[Task to carry out]:
Write only the number of lines below in which "value" occurs.

[Input material]:

========

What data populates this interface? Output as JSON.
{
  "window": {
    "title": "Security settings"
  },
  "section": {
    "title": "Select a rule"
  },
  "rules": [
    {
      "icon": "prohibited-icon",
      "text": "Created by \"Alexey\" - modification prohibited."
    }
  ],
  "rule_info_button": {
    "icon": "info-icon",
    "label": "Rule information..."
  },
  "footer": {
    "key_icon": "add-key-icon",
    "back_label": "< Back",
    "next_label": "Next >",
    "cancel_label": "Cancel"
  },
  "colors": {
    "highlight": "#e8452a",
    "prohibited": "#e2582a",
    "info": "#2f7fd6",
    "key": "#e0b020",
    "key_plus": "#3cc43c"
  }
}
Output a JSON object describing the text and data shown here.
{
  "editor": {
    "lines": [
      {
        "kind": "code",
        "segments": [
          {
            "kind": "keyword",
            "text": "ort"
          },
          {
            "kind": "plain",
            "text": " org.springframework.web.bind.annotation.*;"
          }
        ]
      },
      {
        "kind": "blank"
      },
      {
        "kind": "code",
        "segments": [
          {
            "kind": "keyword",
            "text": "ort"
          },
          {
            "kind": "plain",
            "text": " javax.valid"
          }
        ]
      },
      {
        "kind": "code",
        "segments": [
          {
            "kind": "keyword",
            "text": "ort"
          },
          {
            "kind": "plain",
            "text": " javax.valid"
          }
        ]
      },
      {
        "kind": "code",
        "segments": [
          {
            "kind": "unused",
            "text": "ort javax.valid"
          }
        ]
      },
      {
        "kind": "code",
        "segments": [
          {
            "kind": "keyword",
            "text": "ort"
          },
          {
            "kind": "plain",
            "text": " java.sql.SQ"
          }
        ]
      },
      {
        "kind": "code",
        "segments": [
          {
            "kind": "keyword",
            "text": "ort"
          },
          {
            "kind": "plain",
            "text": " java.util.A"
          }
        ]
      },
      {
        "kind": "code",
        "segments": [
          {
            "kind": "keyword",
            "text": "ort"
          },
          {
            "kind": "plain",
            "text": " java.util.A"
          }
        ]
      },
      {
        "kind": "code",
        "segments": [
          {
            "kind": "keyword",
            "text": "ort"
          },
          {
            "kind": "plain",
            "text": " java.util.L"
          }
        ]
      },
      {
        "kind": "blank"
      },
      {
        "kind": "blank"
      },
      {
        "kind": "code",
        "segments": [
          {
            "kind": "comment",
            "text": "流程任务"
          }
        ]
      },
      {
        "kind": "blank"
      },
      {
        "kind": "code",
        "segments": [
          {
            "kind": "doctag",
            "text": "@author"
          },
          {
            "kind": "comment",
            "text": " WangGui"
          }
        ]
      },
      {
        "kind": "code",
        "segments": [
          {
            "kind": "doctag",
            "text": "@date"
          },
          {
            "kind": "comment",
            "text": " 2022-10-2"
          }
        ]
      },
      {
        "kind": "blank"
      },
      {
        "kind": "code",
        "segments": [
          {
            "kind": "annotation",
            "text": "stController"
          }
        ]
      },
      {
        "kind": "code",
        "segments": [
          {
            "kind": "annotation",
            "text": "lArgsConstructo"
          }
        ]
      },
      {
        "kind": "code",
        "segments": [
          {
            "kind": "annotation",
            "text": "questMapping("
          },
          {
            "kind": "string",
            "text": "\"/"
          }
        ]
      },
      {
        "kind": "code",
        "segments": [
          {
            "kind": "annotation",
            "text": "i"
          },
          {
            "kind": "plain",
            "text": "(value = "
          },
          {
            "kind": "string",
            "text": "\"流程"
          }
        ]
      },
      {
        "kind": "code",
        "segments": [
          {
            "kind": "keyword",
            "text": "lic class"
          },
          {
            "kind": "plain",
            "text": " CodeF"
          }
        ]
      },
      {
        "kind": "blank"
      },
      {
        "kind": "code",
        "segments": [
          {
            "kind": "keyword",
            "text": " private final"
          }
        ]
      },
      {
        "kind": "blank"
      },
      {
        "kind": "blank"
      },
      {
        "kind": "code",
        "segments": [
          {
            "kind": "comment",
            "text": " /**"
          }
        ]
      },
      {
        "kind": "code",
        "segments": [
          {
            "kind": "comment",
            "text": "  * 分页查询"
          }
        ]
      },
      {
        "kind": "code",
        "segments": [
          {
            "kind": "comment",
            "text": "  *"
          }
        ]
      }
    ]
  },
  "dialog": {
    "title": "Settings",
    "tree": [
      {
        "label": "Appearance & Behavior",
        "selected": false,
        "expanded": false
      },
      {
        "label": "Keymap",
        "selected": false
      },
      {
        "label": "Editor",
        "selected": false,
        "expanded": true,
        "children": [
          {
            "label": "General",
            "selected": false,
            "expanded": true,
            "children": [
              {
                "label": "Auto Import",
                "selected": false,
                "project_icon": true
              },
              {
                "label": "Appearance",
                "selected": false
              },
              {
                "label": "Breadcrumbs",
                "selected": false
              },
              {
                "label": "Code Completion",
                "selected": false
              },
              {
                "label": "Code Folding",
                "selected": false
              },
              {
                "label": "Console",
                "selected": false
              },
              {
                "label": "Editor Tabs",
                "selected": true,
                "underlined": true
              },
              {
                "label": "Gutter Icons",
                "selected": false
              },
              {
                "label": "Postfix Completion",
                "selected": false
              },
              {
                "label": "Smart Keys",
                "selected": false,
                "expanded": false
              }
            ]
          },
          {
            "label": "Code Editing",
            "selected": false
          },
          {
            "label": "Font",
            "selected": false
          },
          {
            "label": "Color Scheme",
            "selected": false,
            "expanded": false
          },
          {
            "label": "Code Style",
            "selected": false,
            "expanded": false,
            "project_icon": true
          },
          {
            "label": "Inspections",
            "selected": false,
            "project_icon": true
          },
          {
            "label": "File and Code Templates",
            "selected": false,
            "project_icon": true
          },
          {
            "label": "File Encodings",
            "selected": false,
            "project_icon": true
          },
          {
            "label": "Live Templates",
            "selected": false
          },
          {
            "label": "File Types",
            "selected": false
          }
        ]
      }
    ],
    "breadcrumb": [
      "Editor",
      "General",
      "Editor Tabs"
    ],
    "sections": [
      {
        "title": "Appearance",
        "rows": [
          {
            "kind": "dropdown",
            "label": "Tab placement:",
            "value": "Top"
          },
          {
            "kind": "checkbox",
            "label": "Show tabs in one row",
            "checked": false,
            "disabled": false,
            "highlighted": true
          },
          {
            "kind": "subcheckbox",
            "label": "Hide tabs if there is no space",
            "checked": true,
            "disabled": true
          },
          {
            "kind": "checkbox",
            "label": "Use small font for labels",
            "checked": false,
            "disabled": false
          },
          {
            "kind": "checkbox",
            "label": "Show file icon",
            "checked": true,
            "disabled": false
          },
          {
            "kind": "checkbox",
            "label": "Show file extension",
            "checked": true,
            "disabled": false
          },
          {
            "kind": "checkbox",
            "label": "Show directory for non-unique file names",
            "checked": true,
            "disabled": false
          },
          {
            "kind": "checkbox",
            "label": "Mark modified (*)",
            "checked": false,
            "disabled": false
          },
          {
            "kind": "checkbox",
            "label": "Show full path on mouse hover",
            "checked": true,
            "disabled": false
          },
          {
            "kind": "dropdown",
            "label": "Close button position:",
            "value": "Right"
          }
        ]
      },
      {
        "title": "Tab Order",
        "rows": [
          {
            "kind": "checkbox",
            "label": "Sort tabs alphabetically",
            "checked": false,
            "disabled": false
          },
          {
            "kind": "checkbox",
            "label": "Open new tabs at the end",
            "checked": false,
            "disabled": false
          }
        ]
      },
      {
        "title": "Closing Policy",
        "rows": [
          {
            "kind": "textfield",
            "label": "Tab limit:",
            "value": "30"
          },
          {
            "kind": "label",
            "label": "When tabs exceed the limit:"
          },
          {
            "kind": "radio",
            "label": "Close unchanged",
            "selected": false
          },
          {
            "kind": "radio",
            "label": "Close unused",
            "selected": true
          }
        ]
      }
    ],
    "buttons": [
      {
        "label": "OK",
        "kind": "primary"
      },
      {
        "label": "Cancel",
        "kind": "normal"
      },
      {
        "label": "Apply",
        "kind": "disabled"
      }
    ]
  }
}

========

[Answer area]:
4